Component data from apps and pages
════
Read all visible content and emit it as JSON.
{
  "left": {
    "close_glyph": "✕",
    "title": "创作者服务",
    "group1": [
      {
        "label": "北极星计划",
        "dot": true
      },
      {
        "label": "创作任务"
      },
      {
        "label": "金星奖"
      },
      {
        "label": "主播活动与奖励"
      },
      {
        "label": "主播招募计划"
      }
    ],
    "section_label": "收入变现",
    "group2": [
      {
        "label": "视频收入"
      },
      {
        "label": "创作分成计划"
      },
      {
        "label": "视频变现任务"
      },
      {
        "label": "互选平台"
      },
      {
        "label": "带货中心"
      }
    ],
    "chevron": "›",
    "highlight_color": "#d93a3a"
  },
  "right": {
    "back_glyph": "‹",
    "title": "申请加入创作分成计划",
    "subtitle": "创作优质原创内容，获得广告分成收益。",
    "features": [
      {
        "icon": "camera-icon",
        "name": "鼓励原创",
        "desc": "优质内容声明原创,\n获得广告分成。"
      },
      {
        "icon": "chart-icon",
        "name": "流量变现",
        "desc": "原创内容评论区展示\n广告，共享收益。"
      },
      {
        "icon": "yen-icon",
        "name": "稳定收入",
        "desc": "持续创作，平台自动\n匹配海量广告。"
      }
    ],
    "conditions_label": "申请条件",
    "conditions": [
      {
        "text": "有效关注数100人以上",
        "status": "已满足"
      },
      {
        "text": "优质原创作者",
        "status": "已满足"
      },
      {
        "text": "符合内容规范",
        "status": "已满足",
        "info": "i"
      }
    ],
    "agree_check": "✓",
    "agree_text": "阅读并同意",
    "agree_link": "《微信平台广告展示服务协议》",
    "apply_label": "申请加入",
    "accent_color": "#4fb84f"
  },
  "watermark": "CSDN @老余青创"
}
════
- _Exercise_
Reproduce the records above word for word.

- _Task result_
Read all visible content and emit it as JSON.
{
  "left": {
    "close_glyph": "✕",
    "title": "创作者服务",
    "group1": [
      {
        "label": "北极星计划",
        "dot": true
      },
      {
        "label": "创作任务"
      },
      {
        "label": "金星奖"
      },
      {
        "label": "主播活动与奖励"
      },
      {
        "label": "主播招募计划"
      }
    ],
    "section_label": "收入变现",
    "group2": [
      {
        "label": "视频收入"
      },
      {
        "label": "创作分成计划"
      },
      {
        "label": "视频变现任务"
      },
      {
        "label": "互选平台"
      },
      {
        "label": "带货中心"
      }
    ],
    "chevron": "›",
    "highlight_color": "#d93a3a"
  },
  "right": {
    "back_glyph": "‹",
    "title": "申请加入创作分成计划",
    "subtitle": "创作优质原创内容，获得广告分成收益。",
    "features": [
      {
        "icon": "camera-icon",
        "name": "鼓励原创",
        "desc": "优质内容声明原创,\n获得广告分成。"
      },
      {
        "icon": "chart-icon",
        "name": "流量变现",
        "desc": "原创内容评论区展示\n广告，共享收益。"
      },
      {
        "icon": "yen-icon",
        "name": "稳定收入",
        "desc": "持续创作，平台自动\n匹配海量广告。"
      }
    ],
    "conditions_label": "申请条件",
    "conditions": [
      {
        "text": "有效关注数100人以上",
        "status": "已满足"
      },
      {
        "text": "优质原创作者",
        "status": "已满足"
      },
      {
        "text": "符合内容规范",
        "status": "已满足",
        "info": "i"
      }
    ],
    "agree_check": "✓",
    "agree_text": "阅读并同意",
    "agree_link": "《微信平台广告展示服务协议》",
    "apply_label": "申请加入",
    "accent_color": "#4fb84f"
  },
  "watermark": "CSDN @老余青创"
}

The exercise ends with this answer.